There are helpful similarities between an energized community war culture and an energized community climate change culture. There are also differences. In our part of the world there is no motivating “clear and present danger.”  Moreover, unlike wartime Canadians, we cannot automatically depend upon our existing economic and technological systems to help us, since some of them are causing the very problems we are trying to deal with.

But we can develop a community culture. We can change our lifestyles, our systems, our values, and our relationship with Earth. And we can develop a spiritual resilience in our inner landscape to deal with the challenges in our outer landscape.

Every community culture must be inspired and motivated by a vision.  We will discuss this in our next chronicle.

Refugee Sponsorship: And I Thought the Paperwork was Hard…Little Did I Know!

Refugee sponsorship is not always a piece of cake, a bed of roses, or even what we had hoped it might be.  Sponsorship is kind of like raising a child from 0-20 years of age, in 12 months flat! Except that you are dealing with someone who speaks another language, comes from a different culture, and is not in fact a child at all.

A good sponsor, like a good parent, needs to teach a newcomer to be self-sufficient and thrive without them. Before a newcomer arrives, we hope, we pray, we believe they will settle and be successful in our community. We have a list from the government that tells us how they can be successful: learn French or English, manage bank accounts, pay taxes, find employment, attend school and more.  We dream, surely, “my newcomer” will do all of these things and more!

Then reality hits…they aren’t picking up the language, they want to move to a different city, they want to go back home, they don’t understand the importance of following Canadian laws, they want to do everything or nothing on their own, they resent not supporting themselves, they are scared. We think, how will we ever help them become self-sufficient?

We may need to manage our own expectations. For a family having dealt with very severe trauma or living with daunting health issues, even learning a new language in one year may only be a dream. Sometimes, you will have to set aside the list of things that “should” be done and simply help them through a difficult day.

Alternatively, the newcomer who expects to find work or start a business within weeks or months after arrival may feel disappointed and frustrated because they are not able to provide the same lifestyle they were accustomed to in their home country. They may feel like they are failing, and all you can do is support them in their disappointment and point out their achievements.

When the person(s) we have sponsored is not meeting expectations, ours or their own, it may be difficult to know what to do.  Knowing when to step back is just as important as being willing to step up and help.

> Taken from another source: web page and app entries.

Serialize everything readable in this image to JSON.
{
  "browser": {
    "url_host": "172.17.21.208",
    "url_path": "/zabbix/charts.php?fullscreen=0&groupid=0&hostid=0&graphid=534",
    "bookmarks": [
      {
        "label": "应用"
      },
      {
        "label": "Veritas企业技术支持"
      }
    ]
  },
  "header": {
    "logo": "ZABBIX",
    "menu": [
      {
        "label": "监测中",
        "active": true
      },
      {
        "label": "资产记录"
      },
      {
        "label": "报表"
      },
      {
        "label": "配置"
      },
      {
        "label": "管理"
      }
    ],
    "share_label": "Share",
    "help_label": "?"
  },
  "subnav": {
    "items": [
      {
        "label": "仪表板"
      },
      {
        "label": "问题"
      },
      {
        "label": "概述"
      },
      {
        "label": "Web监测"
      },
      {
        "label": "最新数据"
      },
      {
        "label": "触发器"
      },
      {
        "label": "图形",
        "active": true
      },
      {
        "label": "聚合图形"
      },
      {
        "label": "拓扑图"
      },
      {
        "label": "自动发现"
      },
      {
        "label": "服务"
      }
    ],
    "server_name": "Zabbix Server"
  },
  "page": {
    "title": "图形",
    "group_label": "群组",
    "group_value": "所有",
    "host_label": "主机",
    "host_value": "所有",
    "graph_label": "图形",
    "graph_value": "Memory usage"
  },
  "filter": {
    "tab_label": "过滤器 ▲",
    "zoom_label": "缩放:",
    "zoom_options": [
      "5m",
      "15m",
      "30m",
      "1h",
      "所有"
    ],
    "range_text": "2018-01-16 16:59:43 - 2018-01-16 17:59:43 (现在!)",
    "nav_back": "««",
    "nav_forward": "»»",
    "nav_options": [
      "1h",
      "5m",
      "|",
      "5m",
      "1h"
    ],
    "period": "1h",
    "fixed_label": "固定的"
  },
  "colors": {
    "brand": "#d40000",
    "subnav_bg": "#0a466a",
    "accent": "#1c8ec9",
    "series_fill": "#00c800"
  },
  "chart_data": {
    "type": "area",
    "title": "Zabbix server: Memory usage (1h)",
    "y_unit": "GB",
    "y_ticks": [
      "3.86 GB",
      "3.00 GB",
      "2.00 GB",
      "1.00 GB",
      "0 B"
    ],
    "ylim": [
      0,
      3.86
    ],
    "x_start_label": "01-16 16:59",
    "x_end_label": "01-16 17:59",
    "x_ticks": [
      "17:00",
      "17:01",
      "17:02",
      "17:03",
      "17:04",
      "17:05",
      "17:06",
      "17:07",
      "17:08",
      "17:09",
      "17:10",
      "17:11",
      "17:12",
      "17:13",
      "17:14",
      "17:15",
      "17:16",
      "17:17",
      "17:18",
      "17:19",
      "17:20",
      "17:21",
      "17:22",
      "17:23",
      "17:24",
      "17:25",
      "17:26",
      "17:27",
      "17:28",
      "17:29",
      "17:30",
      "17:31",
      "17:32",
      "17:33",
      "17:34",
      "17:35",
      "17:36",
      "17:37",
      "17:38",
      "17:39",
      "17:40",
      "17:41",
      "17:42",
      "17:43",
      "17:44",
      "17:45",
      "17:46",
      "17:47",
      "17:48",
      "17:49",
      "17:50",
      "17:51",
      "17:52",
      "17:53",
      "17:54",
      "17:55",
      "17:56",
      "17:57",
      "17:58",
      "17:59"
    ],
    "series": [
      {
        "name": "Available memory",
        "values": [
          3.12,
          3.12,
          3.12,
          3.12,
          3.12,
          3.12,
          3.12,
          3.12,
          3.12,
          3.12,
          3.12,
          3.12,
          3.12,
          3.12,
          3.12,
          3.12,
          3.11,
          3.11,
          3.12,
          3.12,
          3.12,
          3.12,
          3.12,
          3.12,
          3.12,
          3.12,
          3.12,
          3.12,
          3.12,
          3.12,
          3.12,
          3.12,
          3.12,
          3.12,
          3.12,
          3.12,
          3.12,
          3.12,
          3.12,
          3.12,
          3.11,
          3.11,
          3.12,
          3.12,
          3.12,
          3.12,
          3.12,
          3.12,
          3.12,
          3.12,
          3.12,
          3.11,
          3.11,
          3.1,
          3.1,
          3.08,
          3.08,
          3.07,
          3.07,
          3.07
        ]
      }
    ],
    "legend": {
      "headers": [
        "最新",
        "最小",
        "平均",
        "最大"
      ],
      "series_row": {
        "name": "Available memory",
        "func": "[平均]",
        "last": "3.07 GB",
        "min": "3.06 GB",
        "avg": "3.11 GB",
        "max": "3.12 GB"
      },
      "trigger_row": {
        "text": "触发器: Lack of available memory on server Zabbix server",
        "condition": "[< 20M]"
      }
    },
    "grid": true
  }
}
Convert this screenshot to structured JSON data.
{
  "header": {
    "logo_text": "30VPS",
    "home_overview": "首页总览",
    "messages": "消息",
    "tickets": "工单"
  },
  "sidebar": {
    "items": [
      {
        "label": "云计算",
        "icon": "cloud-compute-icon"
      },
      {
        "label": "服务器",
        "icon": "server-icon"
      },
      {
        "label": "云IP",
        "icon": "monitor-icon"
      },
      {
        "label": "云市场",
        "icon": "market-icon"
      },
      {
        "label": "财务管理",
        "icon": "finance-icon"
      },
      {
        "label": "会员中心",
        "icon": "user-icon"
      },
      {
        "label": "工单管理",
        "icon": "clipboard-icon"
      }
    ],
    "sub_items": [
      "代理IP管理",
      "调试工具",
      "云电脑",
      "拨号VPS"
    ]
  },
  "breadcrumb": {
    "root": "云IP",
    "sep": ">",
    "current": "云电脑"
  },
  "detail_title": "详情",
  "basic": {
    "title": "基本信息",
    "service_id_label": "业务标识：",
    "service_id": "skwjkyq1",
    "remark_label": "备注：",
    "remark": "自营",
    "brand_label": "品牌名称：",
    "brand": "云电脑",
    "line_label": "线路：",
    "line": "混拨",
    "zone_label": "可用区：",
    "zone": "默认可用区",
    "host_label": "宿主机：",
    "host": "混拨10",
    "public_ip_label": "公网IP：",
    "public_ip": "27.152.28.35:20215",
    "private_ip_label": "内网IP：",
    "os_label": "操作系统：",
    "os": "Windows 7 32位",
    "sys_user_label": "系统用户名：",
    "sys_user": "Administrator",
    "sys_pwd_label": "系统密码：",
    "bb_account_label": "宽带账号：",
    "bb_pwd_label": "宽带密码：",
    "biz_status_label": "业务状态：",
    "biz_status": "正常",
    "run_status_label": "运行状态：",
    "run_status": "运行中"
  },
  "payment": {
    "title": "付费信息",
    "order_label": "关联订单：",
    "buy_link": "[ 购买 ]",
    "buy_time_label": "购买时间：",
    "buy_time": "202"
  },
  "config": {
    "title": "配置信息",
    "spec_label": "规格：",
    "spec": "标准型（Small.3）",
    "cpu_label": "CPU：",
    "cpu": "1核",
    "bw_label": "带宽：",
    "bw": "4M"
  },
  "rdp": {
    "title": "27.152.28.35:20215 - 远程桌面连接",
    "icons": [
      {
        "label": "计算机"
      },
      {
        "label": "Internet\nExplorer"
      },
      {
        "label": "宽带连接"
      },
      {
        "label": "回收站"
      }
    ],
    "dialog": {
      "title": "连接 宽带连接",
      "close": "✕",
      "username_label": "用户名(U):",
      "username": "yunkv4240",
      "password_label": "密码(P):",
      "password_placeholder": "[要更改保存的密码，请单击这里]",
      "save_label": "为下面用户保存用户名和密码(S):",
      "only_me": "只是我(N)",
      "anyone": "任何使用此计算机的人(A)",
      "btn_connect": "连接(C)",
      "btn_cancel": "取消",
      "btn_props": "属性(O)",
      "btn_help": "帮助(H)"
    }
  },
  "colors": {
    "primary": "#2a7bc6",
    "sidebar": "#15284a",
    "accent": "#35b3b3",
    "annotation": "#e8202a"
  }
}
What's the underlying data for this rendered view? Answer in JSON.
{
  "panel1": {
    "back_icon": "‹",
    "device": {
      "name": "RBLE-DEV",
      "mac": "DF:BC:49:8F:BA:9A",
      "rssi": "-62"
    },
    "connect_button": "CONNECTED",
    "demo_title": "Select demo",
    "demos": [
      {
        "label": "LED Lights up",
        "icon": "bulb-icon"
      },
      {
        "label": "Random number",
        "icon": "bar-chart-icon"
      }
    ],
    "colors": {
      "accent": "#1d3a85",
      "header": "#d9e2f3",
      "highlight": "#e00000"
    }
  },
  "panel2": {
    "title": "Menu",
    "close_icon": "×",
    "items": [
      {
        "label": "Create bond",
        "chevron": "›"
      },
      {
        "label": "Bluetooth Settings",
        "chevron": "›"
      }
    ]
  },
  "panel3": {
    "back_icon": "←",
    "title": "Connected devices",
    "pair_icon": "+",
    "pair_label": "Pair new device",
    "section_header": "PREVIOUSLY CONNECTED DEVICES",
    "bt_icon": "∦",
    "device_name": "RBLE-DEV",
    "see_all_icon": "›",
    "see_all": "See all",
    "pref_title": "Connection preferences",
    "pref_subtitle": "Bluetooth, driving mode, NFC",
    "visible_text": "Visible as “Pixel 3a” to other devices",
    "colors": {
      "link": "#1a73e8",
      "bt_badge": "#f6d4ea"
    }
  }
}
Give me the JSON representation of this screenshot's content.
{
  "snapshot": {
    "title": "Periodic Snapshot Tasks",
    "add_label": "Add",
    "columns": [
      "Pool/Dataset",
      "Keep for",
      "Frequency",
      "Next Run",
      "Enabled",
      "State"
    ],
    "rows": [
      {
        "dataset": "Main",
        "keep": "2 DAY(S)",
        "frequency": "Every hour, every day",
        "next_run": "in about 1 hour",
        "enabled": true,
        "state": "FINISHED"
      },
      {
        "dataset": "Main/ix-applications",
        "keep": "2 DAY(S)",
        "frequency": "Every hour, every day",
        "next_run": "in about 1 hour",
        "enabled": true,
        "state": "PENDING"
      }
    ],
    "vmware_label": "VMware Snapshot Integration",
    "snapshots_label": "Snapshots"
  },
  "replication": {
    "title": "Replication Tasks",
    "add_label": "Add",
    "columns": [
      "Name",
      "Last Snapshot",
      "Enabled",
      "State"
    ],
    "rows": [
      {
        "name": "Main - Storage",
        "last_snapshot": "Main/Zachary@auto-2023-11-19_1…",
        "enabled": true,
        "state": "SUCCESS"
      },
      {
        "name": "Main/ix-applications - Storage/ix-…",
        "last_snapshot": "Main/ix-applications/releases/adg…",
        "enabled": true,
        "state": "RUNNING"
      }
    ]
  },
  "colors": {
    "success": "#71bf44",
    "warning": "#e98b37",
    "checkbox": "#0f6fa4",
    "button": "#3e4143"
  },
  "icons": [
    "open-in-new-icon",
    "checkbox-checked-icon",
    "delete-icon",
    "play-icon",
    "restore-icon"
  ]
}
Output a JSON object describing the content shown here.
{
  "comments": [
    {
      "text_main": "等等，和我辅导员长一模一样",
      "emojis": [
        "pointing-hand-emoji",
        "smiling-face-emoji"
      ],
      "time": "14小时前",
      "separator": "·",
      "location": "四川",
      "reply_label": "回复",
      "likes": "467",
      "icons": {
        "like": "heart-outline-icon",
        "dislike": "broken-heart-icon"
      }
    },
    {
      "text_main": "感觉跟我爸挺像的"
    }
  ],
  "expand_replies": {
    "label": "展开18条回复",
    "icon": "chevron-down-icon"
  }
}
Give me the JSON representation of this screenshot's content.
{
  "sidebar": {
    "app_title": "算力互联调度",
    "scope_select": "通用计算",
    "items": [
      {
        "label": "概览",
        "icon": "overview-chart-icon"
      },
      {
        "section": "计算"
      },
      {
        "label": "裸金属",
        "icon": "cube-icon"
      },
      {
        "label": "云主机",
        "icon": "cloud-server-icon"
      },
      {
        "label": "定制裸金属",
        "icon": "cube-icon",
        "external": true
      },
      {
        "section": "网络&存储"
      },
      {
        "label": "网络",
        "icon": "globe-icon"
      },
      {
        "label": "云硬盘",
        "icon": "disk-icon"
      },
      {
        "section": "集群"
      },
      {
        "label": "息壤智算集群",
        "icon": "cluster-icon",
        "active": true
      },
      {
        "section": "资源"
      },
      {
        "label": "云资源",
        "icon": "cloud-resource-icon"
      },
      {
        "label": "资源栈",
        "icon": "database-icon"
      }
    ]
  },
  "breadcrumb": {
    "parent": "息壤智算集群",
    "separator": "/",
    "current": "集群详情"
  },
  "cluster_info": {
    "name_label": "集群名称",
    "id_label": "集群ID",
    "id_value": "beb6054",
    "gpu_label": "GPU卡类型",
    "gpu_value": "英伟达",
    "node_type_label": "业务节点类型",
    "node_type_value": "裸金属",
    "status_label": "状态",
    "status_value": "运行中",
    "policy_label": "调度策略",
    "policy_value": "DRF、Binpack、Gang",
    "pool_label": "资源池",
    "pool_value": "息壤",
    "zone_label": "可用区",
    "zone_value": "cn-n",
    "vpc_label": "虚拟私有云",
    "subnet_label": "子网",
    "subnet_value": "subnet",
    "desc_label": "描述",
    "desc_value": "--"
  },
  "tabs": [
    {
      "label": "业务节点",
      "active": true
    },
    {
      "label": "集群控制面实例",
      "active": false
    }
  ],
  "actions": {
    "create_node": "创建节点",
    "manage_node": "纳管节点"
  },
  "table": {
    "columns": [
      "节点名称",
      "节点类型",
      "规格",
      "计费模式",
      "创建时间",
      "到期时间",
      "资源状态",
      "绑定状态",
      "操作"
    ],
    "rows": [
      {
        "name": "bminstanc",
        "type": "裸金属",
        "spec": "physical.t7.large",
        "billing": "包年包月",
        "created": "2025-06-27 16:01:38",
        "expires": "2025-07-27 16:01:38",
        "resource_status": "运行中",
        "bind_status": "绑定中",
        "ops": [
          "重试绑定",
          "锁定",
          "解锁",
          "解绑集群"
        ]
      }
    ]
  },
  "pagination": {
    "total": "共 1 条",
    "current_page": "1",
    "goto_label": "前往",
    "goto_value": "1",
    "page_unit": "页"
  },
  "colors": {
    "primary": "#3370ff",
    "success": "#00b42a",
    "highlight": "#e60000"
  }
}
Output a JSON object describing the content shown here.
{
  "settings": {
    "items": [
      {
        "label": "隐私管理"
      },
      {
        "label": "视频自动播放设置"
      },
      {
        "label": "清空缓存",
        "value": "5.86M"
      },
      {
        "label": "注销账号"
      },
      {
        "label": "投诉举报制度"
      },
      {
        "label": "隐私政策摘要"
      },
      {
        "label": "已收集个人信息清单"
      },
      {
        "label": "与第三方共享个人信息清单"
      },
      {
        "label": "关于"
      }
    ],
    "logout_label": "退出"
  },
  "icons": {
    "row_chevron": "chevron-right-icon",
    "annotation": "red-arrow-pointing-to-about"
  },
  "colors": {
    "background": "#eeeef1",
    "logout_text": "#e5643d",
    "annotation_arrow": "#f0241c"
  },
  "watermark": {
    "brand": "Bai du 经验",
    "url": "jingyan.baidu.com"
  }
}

A healthy sponsorship is messy…you are taking a traumatized family and connecting them with a group of volunteers who “just want to help”. And, sometimes the best way to help is to do nothing at all.

Well-meaning volunteers can sometimes cause more harm than good when they disagree about what the next best steps may be. It can cause a great deal of stress when everyone has their own idea about what is best for the newcomer.  If an individual acts on their own without consulting the rest of the group, it can cause a lot of friction and often confusion for the newcomer. Just like in parenting, a unified voice is always the best course of action.

Sometimes volunteers act in their own interests instead of the family’s by creating dependency of the newcomer.  Doing everything for another person instead of helping them learn to do things for themselves is not helping them at all. It may seem easier to just “do it for them”, but remember there is only a short 12 months to get them standing on their own.

We navigate these challenges to the best of our ability, connecting newcomers with professional help when needed. We share our experience and knowledge, encourage them to try things on their own, and then at some point, we let go.

Just like parenting, we won’t do it perfectly, it’s going to get messy, AND it’s going to be OK.

If you have faced the challenges of gathering a group of people together to help another group of people learn to live in Canada, you have succeeded.